## Provided entries:
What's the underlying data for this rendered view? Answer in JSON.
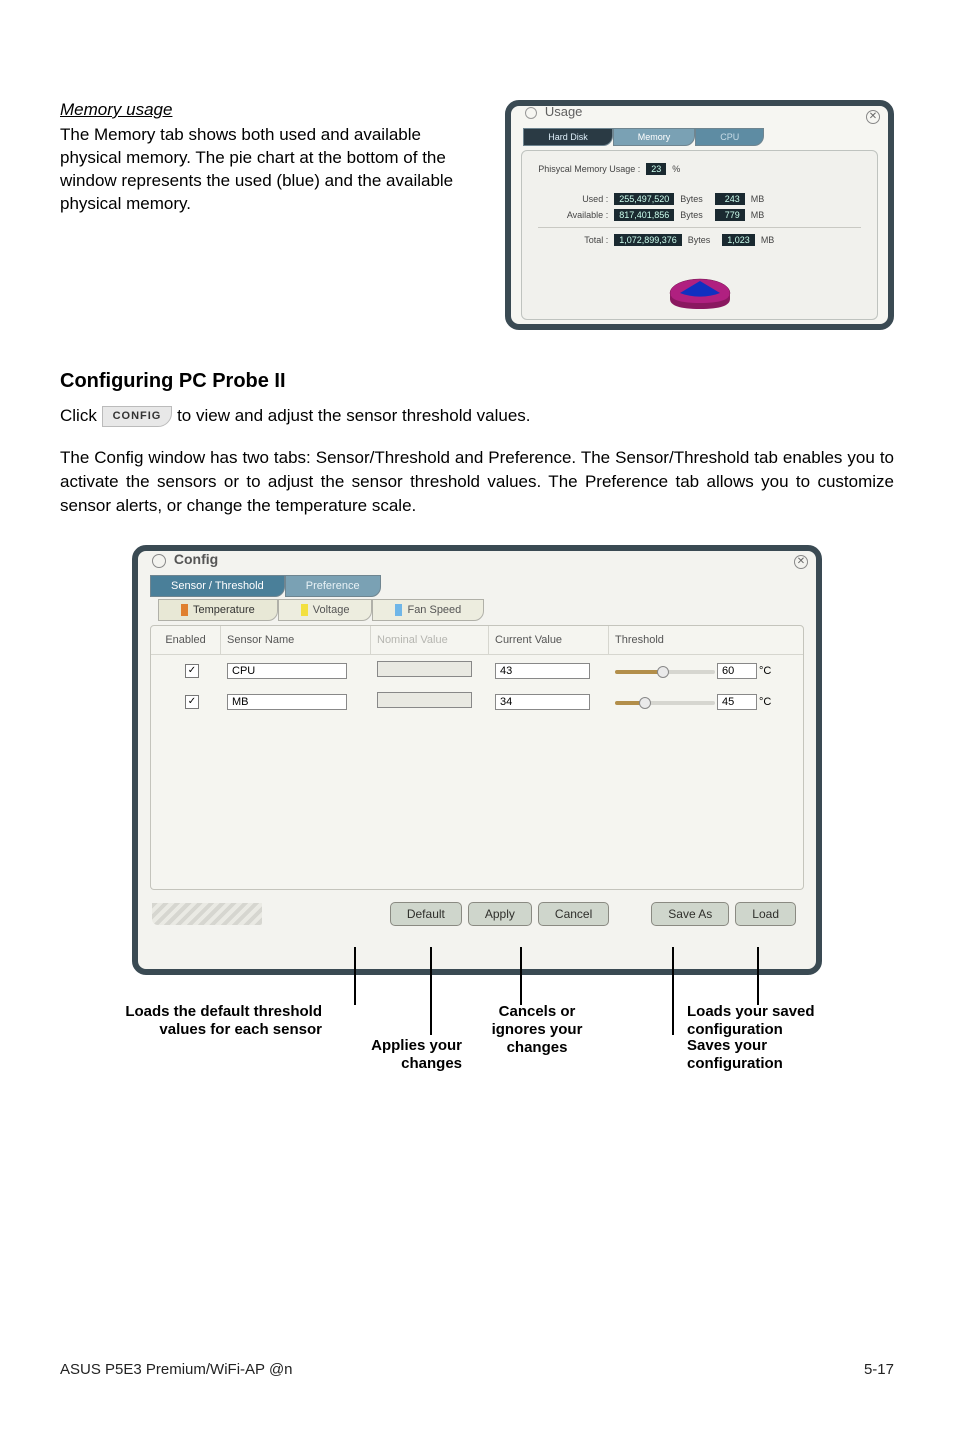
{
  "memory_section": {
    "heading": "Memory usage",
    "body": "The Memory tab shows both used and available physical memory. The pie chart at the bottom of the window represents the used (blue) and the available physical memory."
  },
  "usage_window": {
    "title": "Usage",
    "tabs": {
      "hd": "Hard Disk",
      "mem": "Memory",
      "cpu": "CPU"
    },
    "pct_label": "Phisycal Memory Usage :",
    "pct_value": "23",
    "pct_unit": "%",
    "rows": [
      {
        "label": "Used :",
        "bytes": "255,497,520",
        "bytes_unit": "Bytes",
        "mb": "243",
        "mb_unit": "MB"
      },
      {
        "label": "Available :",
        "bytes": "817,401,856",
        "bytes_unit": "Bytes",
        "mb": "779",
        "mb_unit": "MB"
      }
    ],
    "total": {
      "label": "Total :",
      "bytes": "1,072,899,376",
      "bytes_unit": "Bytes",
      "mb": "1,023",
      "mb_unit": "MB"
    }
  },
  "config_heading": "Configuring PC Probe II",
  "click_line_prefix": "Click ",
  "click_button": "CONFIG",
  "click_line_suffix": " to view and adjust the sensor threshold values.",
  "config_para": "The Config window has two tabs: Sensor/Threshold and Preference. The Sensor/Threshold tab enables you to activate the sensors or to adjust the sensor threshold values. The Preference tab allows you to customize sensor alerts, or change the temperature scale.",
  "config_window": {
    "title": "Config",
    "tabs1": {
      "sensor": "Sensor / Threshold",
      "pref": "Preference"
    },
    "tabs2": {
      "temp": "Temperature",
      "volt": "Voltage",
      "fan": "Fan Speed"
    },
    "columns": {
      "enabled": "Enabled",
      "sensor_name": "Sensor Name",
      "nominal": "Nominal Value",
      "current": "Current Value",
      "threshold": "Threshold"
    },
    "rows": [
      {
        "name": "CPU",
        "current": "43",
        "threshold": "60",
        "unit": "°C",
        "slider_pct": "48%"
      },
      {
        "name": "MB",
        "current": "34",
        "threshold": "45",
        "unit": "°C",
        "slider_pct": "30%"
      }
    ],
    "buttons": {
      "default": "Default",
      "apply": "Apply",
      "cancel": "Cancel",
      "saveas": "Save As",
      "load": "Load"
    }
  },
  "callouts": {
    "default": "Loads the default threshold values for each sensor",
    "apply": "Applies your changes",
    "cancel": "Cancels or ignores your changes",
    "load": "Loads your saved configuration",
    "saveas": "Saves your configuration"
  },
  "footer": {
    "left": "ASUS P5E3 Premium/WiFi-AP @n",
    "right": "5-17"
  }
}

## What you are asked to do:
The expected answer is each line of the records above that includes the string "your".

## Final answer:
    "apply": "Applies your changes",
    "cancel": "Cancels or ignores your changes",
    "load": "Loads your saved configuration",
    "saveas": "Saves your configuration"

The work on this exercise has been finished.